- _Activity_: Could you please write out the data shown below, exactly and in full?

····················

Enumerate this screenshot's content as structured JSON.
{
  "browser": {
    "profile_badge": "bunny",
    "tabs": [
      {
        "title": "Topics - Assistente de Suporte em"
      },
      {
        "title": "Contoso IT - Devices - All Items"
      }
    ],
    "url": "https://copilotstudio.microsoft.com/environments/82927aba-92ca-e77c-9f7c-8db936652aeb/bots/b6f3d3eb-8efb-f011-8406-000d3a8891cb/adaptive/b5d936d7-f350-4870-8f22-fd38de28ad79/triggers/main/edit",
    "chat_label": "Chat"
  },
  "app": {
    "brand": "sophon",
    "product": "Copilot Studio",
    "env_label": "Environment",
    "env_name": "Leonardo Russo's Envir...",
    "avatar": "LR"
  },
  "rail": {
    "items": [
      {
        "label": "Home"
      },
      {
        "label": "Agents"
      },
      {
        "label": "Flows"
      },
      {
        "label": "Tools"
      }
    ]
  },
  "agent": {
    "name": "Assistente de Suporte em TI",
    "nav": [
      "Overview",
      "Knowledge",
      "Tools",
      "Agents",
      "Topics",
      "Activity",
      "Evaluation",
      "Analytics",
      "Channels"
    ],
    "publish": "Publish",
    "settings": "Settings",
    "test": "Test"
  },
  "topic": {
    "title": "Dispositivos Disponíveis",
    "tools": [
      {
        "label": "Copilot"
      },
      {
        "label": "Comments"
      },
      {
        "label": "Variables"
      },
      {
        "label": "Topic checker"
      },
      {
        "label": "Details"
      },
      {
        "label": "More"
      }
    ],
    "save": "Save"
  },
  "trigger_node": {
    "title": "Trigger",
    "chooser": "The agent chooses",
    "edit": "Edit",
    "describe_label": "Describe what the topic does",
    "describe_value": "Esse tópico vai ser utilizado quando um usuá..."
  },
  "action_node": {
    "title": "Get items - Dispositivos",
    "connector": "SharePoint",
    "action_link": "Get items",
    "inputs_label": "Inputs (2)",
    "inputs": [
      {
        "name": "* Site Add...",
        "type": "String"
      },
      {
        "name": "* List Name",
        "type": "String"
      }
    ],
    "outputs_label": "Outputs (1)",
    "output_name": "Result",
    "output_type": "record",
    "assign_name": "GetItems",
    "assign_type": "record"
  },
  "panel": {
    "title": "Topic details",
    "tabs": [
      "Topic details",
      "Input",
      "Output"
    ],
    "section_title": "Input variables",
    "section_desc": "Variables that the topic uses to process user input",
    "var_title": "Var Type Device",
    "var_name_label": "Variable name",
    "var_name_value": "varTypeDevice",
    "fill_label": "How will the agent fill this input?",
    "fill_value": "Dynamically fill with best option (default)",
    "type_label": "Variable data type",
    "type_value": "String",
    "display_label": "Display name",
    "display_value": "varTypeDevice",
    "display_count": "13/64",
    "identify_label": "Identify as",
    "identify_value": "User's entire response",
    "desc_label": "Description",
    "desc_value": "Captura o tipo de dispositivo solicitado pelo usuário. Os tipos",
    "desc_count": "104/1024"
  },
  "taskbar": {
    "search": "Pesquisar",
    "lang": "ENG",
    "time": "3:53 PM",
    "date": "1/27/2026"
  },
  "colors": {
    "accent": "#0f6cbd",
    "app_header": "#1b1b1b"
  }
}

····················

- _Solution for this exercise_:
Enumerate this screenshot's content as structured JSON.
{
  "browser": {
    "profile_badge": "bunny",
    "tabs": [
      {
        "title": "Topics - Assistente de Suporte em"
      },
      {
        "title": "Contoso IT - Devices - All Items"
      }
    ],
    "url": "https://copilotstudio.microsoft.com/environments/82927aba-92ca-e77c-9f7c-8db936652aeb/bots/b6f3d3eb-8efb-f011-8406-000d3a8891cb/adaptive/b5d936d7-f350-4870-8f22-fd38de28ad79/triggers/main/edit",
    "chat_label": "Chat"
  },
  "app": {
    "brand": "sophon",
    "product": "Copilot Studio",
    "env_label": "Environment",
    "env_name": "Leonardo Russo's Envir...",
    "avatar": "LR"
  },
  "rail": {
    "items": [
      {
        "label": "Home"
      },
      {
        "label": "Agents"
      },
      {
        "label": "Flows"
      },
      {
        "label": "Tools"
      }
    ]
  },
  "agent": {
    "name": "Assistente de Suporte em TI",
    "nav": [
      "Overview",
      "Knowledge",
      "Tools",
      "Agents",
      "Topics",
      "Activity",
      "Evaluation",
      "Analytics",
      "Channels"
    ],
    "publish": "Publish",
    "settings": "Settings",
    "test": "Test"
  },
  "topic": {
    "title": "Dispositivos Disponíveis",
    "tools": [
      {
        "label": "Copilot"
      },
      {
        "label": "Comments"
      },
      {
        "label": "Variables"
      },
      {
        "label": "Topic checker"
      },
      {
        "label": "Details"
      },
      {
        "label": "More"
      }
    ],
    "save": "Save"
  },
  "trigger_node": {
    "title": "Trigger",
    "chooser": "The agent chooses",
    "edit": "Edit",
    "describe_label": "Describe what the topic does",
    "describe_value": "Esse tópico vai ser utilizado quando um usuá..."
  },
  "action_node": {
    "title": "Get items - Dispositivos",
    "connector": "SharePoint",
    "action_link": "Get items",
    "inputs_label": "Inputs (2)",
    "inputs": [
      {
        "name": "* Site Add...",
        "type": "String"
      },
      {
        "name": "* List Name",
        "type": "String"
      }
    ],
    "outputs_label": "Outputs (1)",
    "output_name": "Result",
    "output_type": "record",
    "assign_name": "GetItems",
    "assign_type": "record"
  },
  "panel": {
    "title": "Topic details",
    "tabs": [
      "Topic details",
      "Input",
      "Output"
    ],
    "section_title": "Input variables",
    "section_desc": "Variables that the topic uses to process user input",
    "var_title": "Var Type Device",
    "var_name_label": "Variable name",
    "var_name_value": "varTypeDevice",
    "fill_label": "How will the agent fill this input?",
    "fill_value": "Dynamically fill with best option (default)",
    "type_label": "Variable data type",
    "type_value": "String",
    "display_label": "Display name",
    "display_value": "varTypeDevice",
    "display_count": "13/64",
    "identify_label": "Identify as",
    "identify_value": "User's entire response",
    "desc_label": "Description",
    "desc_value": "Captura o tipo de dispositivo solicitado pelo usuário. Os tipos",
    "desc_count": "104/1024"
  },
  "taskbar": {
    "search": "Pesquisar",
    "lang": "ENG",
    "time": "3:53 PM",
    "date": "1/27/2026"
  },
  "colors": {
    "accent": "#0f6cbd",
    "app_header": "#1b1b1b"
  }
}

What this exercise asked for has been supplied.